--- PROVIDED MATERIAL Enclosed Below ---

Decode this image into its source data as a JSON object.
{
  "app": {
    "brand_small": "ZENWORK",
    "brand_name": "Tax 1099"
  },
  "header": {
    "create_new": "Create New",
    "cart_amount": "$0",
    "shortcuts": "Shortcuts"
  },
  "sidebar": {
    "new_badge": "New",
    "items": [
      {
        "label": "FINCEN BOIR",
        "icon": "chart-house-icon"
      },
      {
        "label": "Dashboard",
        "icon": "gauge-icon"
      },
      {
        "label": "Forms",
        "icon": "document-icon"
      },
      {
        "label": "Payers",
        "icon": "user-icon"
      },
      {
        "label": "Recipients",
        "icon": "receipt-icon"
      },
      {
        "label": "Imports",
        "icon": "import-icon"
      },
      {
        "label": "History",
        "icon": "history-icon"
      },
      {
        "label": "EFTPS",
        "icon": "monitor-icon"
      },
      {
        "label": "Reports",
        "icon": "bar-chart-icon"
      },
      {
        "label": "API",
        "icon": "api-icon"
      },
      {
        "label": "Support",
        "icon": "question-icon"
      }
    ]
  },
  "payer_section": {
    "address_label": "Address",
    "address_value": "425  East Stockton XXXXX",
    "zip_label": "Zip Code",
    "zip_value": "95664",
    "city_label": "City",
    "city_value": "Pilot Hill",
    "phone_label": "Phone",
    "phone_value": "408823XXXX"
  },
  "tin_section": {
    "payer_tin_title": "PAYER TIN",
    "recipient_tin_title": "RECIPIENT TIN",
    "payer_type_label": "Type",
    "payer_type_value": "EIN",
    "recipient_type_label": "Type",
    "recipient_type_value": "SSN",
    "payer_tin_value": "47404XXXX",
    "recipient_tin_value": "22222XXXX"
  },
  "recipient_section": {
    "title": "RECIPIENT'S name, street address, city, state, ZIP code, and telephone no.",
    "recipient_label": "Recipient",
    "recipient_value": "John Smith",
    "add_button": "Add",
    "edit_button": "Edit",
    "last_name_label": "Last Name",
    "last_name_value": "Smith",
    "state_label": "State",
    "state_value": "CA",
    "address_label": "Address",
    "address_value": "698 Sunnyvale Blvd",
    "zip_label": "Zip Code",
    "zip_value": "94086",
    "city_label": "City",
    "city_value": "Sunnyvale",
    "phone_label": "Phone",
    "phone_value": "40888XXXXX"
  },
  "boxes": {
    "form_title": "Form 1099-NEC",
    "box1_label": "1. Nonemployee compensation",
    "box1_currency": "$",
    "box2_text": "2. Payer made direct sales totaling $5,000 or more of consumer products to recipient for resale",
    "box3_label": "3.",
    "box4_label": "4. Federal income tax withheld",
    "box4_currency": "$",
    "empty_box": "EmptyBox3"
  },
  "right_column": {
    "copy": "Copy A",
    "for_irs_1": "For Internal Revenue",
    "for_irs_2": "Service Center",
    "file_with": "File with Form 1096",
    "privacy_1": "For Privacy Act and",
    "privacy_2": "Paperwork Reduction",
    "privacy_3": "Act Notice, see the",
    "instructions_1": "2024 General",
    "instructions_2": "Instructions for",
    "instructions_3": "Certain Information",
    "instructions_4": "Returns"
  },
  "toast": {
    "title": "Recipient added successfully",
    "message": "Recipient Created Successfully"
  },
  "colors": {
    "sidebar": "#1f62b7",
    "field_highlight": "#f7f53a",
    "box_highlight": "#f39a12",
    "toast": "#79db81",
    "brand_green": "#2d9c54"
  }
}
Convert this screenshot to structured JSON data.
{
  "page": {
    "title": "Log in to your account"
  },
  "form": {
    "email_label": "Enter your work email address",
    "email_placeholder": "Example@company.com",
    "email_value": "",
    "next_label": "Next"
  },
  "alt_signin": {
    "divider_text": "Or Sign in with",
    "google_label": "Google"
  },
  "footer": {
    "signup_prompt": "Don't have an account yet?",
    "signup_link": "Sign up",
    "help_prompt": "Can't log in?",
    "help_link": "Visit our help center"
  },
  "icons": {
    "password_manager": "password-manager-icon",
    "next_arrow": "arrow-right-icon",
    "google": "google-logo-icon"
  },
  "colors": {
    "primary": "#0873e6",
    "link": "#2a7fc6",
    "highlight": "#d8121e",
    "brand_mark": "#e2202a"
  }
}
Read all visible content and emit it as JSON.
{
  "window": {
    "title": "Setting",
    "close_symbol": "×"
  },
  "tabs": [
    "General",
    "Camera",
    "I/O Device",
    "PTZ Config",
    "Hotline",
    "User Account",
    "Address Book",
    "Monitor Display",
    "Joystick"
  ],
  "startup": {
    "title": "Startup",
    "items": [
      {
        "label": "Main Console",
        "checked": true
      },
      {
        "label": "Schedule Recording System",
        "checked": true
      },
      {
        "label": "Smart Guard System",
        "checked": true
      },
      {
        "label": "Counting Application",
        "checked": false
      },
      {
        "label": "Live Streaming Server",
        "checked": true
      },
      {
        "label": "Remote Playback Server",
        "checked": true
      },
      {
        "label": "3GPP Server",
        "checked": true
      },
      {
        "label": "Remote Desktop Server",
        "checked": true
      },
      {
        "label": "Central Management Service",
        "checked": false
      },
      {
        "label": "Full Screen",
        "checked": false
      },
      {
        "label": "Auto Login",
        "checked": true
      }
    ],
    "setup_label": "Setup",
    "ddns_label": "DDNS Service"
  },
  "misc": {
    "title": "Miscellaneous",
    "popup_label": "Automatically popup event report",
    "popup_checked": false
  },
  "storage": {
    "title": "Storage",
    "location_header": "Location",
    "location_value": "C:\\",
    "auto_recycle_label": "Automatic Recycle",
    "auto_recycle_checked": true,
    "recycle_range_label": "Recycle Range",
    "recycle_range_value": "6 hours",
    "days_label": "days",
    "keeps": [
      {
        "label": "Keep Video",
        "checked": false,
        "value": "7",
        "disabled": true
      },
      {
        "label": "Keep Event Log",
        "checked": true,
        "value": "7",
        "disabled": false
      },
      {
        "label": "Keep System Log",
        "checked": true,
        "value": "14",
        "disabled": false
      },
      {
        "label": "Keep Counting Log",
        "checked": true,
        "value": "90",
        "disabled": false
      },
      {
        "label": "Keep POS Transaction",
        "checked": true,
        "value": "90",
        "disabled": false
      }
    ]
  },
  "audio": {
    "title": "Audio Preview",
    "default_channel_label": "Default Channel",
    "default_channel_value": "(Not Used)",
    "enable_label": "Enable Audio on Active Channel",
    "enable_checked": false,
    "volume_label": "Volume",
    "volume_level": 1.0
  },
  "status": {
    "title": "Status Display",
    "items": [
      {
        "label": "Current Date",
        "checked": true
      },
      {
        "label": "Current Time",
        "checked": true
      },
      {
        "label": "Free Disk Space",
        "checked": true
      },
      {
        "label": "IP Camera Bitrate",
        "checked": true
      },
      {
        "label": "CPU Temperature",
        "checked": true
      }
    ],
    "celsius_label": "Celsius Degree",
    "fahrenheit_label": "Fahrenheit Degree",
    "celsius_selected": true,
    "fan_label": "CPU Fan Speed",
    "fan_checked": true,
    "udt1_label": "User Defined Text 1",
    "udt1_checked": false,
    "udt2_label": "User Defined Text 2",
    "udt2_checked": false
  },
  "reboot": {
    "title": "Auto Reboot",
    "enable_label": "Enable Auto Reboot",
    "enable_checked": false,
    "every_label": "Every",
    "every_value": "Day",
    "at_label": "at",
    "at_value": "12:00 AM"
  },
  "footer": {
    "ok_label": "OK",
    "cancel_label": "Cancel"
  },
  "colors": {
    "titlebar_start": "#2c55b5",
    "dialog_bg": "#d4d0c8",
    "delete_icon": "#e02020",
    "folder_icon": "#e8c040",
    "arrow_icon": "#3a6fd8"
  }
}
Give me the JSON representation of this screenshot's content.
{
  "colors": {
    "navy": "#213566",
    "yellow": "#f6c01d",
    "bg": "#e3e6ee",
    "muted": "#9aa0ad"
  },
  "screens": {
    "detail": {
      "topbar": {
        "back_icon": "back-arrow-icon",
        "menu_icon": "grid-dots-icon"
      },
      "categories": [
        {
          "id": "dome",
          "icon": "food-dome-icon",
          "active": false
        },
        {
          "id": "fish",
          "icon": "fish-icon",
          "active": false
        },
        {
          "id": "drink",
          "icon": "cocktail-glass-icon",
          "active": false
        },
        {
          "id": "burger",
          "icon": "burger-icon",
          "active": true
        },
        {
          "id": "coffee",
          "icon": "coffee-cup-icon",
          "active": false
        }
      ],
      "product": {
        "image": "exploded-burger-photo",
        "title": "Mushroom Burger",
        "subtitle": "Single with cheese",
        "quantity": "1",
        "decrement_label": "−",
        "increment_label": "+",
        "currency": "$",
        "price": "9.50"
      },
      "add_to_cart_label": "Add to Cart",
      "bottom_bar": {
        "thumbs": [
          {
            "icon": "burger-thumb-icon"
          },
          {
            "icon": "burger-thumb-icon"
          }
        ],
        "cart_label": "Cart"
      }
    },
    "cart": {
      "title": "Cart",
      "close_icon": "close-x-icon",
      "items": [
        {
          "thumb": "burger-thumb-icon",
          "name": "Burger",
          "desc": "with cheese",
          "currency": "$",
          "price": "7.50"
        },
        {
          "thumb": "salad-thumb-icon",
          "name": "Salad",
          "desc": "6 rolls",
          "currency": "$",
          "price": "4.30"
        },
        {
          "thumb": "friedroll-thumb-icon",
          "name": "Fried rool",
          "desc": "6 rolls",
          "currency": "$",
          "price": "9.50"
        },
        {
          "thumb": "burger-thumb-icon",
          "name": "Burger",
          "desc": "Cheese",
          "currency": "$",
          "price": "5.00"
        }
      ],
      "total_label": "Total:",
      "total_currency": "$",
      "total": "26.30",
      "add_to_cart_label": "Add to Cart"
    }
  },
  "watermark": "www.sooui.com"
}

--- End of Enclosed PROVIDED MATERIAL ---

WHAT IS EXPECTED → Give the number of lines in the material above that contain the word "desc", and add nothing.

YOUR RESPONSE → 4